**Work item**
Please find all lines in the data that hold the string "true" and copy them.
[Records shown — start]
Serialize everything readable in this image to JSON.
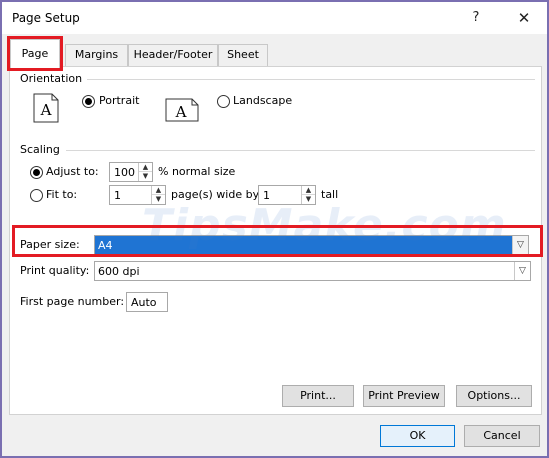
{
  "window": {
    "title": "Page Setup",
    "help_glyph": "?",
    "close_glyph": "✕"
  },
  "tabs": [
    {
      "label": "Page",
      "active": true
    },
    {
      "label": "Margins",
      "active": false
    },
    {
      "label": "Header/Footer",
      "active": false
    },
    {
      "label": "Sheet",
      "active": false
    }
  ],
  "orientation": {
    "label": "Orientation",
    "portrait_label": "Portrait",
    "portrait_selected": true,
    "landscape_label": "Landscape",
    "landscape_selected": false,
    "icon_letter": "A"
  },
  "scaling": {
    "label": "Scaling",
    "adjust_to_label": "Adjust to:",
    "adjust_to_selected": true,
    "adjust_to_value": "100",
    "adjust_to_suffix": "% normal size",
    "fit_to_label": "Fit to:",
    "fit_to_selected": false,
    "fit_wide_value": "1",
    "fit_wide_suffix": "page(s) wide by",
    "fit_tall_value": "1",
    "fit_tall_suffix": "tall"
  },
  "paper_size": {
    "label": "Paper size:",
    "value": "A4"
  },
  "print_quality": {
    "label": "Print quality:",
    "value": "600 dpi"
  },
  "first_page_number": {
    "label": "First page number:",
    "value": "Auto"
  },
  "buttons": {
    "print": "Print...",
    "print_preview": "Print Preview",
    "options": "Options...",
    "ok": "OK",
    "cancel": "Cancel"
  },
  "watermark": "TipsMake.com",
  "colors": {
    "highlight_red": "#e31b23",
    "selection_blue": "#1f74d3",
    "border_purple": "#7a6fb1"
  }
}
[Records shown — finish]
**Result below**
      "active": true
    "portrait_selected": true,
    "adjust_to_selected": true,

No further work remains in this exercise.